While the pollution at the FMC site rivals the story in the movie Erin Brockovich, the story of phosphate in Idaho actually has a much wider reach, spanning the entire Phosphoria Formation that lies underground across western Idaho, southwestern Montana, western Wyoming and northern Utah.
Deposited by an ancient shallow sea, the deposits have yielded 44 mines in Idaho. Seventeen of those are now Superfund sites, due to selenium contamination that threatens fish, livestock and terrestrial wildlife.
The J.R. Simplot Company’s Smoky Canyon Mine, east of Fort Hall near Idaho’s border with Wyoming, garnered national attention last year after the New York Times and The Daily Show with Jon Stewart reported that fish abnormalities have been linked to selenium contamination there, even as Simplot petitions the state to double the selenium limits. Those studies continue to generate controversy, and the selenium limit hasn’t been changed. The most recent estimate of a full selenium cleanup at that mine comes in at $112 million.
By comparison, hardly anyone knows about the Gay Mine on the Fort Hall Indian Reservation. But tribal members worry about the waste rock dumps, ore stockpiles, and open pits – especially the ones with cliffed-out walls at risk of collapse – across the nearly 8,500 acre site. There are no fences to prevent cattle from lounging on the shores of selenium-laden ponds that have formed in some abandoned pits, or descending into others, only to become stuck and die.
Talia Martin and Zannita Fast Horse-Pongah, environmental scientists in the tribes’ Environmental Waste Management Division, routinely visit the area to collect water and soil samples, in the hopes that their work will contribute to reclamation work one day. But so far, that work has not begun.

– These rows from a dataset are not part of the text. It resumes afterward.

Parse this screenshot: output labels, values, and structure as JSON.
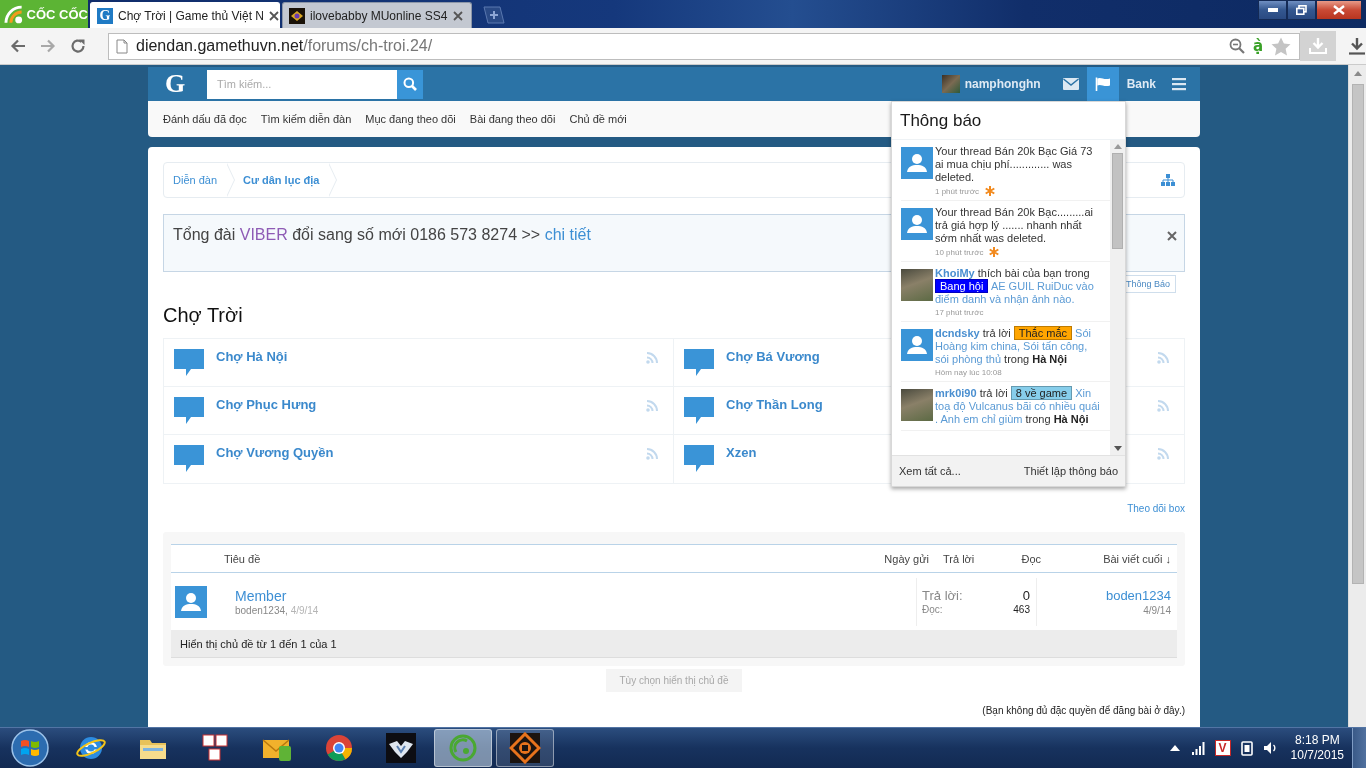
{
  "browser": {
    "brand": "CỐC CỐC",
    "tabs": [
      {
        "title": "Chợ Trời | Game thủ Việt N",
        "selected": true,
        "icon": {
          "kind": "letter",
          "text": "G"
        }
      },
      {
        "title": "ilovebabby MUonline SS4",
        "selected": false,
        "icon": {
          "kind": "image"
        }
      }
    ],
    "url": {
      "host": "diendan.gamethuvn.net",
      "path": "/forums/ch-troi.24/"
    },
    "input_method": "ạ̀"
  },
  "site_header": {
    "logo": "G",
    "search": {
      "placeholder": "Tìm kiếm..."
    },
    "nav": [
      {
        "kind": "user",
        "label": "namphonghn",
        "selected": false
      },
      {
        "kind": "inbox",
        "selected": false
      },
      {
        "kind": "alerts",
        "selected": true
      },
      {
        "kind": "text",
        "label": "Bank",
        "selected": false
      },
      {
        "kind": "menu",
        "selected": false
      }
    ],
    "links": [
      "Đánh dấu đã đọc",
      "Tìm kiếm diễn đàn",
      "Mục đang theo dõi",
      "Bài đang theo dõi",
      "Chủ đề mới"
    ]
  },
  "breadcrumb": [
    {
      "label": "Diễn đàn",
      "current": false
    },
    {
      "label": "Cư dân lục địa",
      "current": true
    }
  ],
  "notice": {
    "lead": "Tổng đài",
    "brand": "VIBER",
    "text": "đổi sang số mới 0186 573 8274 >>",
    "link": "chi tiết",
    "button": "Thông Báo"
  },
  "forum": {
    "title": "Chợ Trời",
    "nodes": [
      "Chợ Hà Nội",
      "Chợ Bá Vương",
      "Chợ Phục Hưng",
      "Chợ Thần Long",
      "Chợ Vương Quyền",
      "Xzen"
    ],
    "watch_link": "Theo dõi box"
  },
  "threads": {
    "columns": [
      "Tiêu đề",
      "Ngày gửi",
      "Trả lời",
      "Đọc",
      "Bài viết cuối ↓"
    ],
    "rows": [
      {
        "title": "Member",
        "author": "boden1234,",
        "date": "4/9/14",
        "replies_label": "Trả lời:",
        "replies": "0",
        "views_label": "Đọc:",
        "views": "463",
        "last_user": "boden1234",
        "last_date": "4/9/14"
      }
    ],
    "footer": "Hiển thị chủ đề từ 1 đến 1 của 1",
    "options_button": "Tùy chọn hiển thị chủ đề",
    "permission_note": "(Bạn không đủ đặc quyền để đăng bài ở đây.)"
  },
  "alerts": {
    "title": "Thông báo",
    "items": [
      {
        "kind": "notice",
        "avatar_photo": false,
        "text": "Your thread Bán 20k Bạc Giá 73 ai mua chịu phí............. was deleted.",
        "time": "1 phút trước",
        "unread": true
      },
      {
        "kind": "notice",
        "avatar_photo": false,
        "text": "Your thread Bán 20k Bạc.........ai trả giá hợp lý ....... nhanh nhất sớm nhất was deleted.",
        "time": "10 phút trước",
        "unread": true
      },
      {
        "kind": "activity",
        "avatar_photo": true,
        "user": "KhoiMy",
        "action": "thích bài của bạn trong",
        "prefix": {
          "label": "Bang hội",
          "color": "#0000ff"
        },
        "thread": "AE GUIL RuiDuc vào điểm danh và nhận ảnh nào.",
        "time": "17 phút trước",
        "unread": false
      },
      {
        "kind": "activity",
        "avatar_photo": false,
        "user": "dcndsky",
        "action": "trả lời",
        "prefix": {
          "label": "Thắc mắc",
          "color": "#ffa500"
        },
        "thread": "Sói Hoàng kim china, Sói tấn công, sói phòng thủ",
        "place": "trong",
        "forum": "Hà Nội",
        "time": "Hôm nay lúc 10:08",
        "unread": false
      },
      {
        "kind": "activity",
        "avatar_photo": true,
        "user": "mrk0i90",
        "action": "trả lời",
        "prefix": {
          "label": "8 về game",
          "color": "#87ceeb"
        },
        "thread": "Xin toạ độ Vulcanus bãi có nhiều quái . Anh em chỉ giùm",
        "place": "trong",
        "forum": "Hà Nội",
        "unread": false
      }
    ],
    "view_all": "Xem tất cả...",
    "settings": "Thiết lập thông báo"
  },
  "taskbar": {
    "apps": [
      {
        "kind": "globe",
        "running": false,
        "selected": false
      },
      {
        "kind": "folder",
        "running": false,
        "selected": false
      },
      {
        "kind": "keys",
        "running": false,
        "selected": false
      },
      {
        "kind": "mail",
        "running": false,
        "selected": false
      },
      {
        "kind": "round",
        "running": false,
        "selected": false
      },
      {
        "kind": "wings",
        "running": false,
        "selected": false
      },
      {
        "kind": "leaf",
        "running": true,
        "selected": true
      },
      {
        "kind": "emblem",
        "running": true,
        "selected": false
      }
    ],
    "tray": [
      {
        "kind": "overflow"
      },
      {
        "kind": "signal"
      },
      {
        "kind": "app",
        "label": "V"
      },
      {
        "kind": "power"
      },
      {
        "kind": "volume"
      }
    ],
    "clock": {
      "time": "8:18 PM",
      "date": "10/7/2015"
    }
  }
}
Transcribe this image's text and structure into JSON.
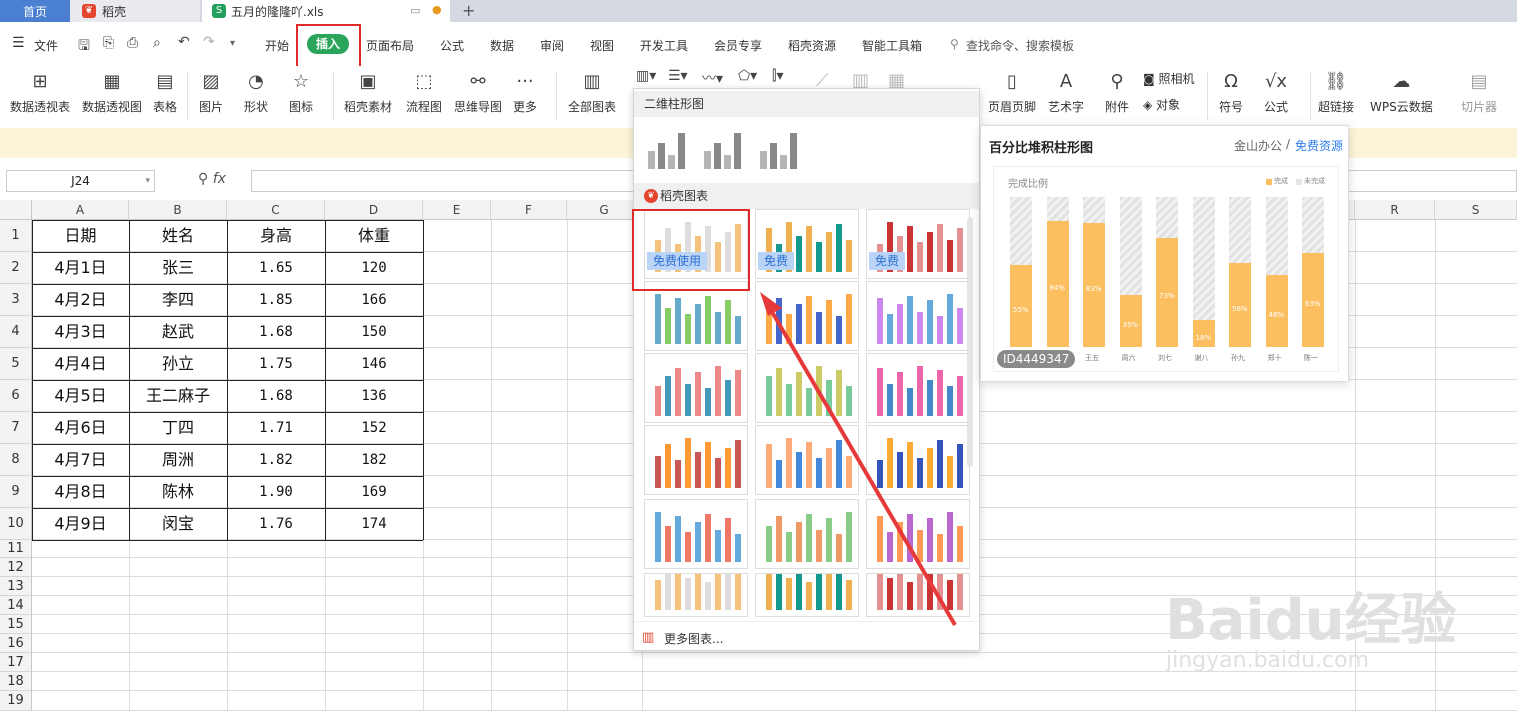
{
  "tabs": {
    "home": "首页",
    "daoke": "稻壳",
    "file": "五月的隆隆吖.xls"
  },
  "menu": {
    "file": "文件",
    "items": [
      "开始",
      "插入",
      "页面布局",
      "公式",
      "数据",
      "审阅",
      "视图",
      "开发工具",
      "会员专享",
      "稻壳资源",
      "智能工具箱"
    ],
    "search": "查找命令、搜索模板"
  },
  "ribbon": {
    "pivot_table": "数据透视表",
    "pivot_chart": "数据透视图",
    "table": "表格",
    "picture": "图片",
    "shape": "形状",
    "icon": "图标",
    "daoke_material": "稻壳素材",
    "flowchart": "流程图",
    "mindmap": "思维导图",
    "more": "更多",
    "all_charts": "全部图表",
    "header_footer": "页眉页脚",
    "wordart": "艺术字",
    "attachment": "附件",
    "camera": "照相机",
    "object": "对象",
    "symbol": "符号",
    "formula": "公式",
    "hyperlink": "超链接",
    "wps_cloud": "WPS云数据",
    "slicer": "切片器"
  },
  "formula": {
    "cell_ref": "J24",
    "fx": "fx"
  },
  "columns": [
    "A",
    "B",
    "C",
    "D",
    "E",
    "F",
    "G",
    "R",
    "S"
  ],
  "rows": [
    "1",
    "2",
    "3",
    "4",
    "5",
    "6",
    "7",
    "8",
    "9",
    "10",
    "11",
    "12",
    "13",
    "14",
    "15",
    "16",
    "17",
    "18",
    "19"
  ],
  "table": [
    [
      "日期",
      "姓名",
      "身高",
      "体重"
    ],
    [
      "4月1日",
      "张三",
      "1.65",
      "120"
    ],
    [
      "4月2日",
      "李四",
      "1.85",
      "166"
    ],
    [
      "4月3日",
      "赵武",
      "1.68",
      "150"
    ],
    [
      "4月4日",
      "孙立",
      "1.75",
      "146"
    ],
    [
      "4月5日",
      "王二麻子",
      "1.68",
      "136"
    ],
    [
      "4月6日",
      "丁四",
      "1.71",
      "152"
    ],
    [
      "4月7日",
      "周洲",
      "1.82",
      "182"
    ],
    [
      "4月8日",
      "陈林",
      "1.90",
      "169"
    ],
    [
      "4月9日",
      "闵宝",
      "1.76",
      "174"
    ]
  ],
  "dropdown": {
    "section1": "二维柱形图",
    "section2": "稻壳图表",
    "free_use": "免费使用",
    "free": "免费",
    "more_charts": "更多图表..."
  },
  "preview": {
    "title": "百分比堆积柱形图",
    "brand": "金山办公",
    "sep": "/",
    "free_resource": "免费资源",
    "chart_title": "完成比例",
    "legend_done": "完成",
    "legend_undone": "未完成",
    "id": "ID4449347"
  },
  "chart_data": {
    "type": "bar",
    "title": "完成比例",
    "categories": [
      "",
      "",
      "王五",
      "周六",
      "刘七",
      "谢八",
      "孙九",
      "郑十",
      "陈一"
    ],
    "series": [
      {
        "name": "完成",
        "values": [
          55,
          84,
          83,
          35,
          73,
          18,
          56,
          48,
          63
        ]
      },
      {
        "name": "未完成",
        "values": [
          45,
          16,
          17,
          65,
          27,
          82,
          44,
          52,
          37
        ]
      }
    ],
    "ylim": [
      0,
      100
    ],
    "colors": {
      "done": "#fbbf60",
      "undone": "#e6e6e6"
    }
  },
  "watermark": {
    "logo": "Baidu经验",
    "url": "jingyan.baidu.com"
  }
}
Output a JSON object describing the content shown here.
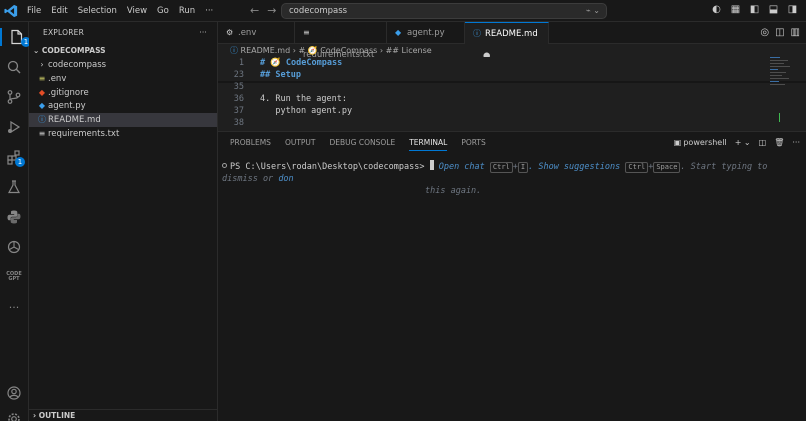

Meanwhile, the Gay Mine is just another part of the reservation that’s been rendered dangerous by the phosphate industry. The J.R. Simplot’s fertilizer plant in Pocatello puts enough fluoride into the air to poison Bannock Creek, a tributary of the Snake River where the fishing should be excellent. The tribes also can’t eat fish out of the Portneuf River bottoms, nor perform the Ghost Dance at a traditional site called Ross Park. Ceremonies are also precluded at the poisoned Gay Mine. Livestock shouldn’t be grazing there, either; Martin and Fast Horse-Pongah hate that some tribal ranchers turn a blind eye to the risks.
And Fast Horse-Pongah is one of many people frustrated because they have frozen land near the still-poisoned mine.
“I would like to build on that land,” she says, “but the tribe says it’s too dangerous.”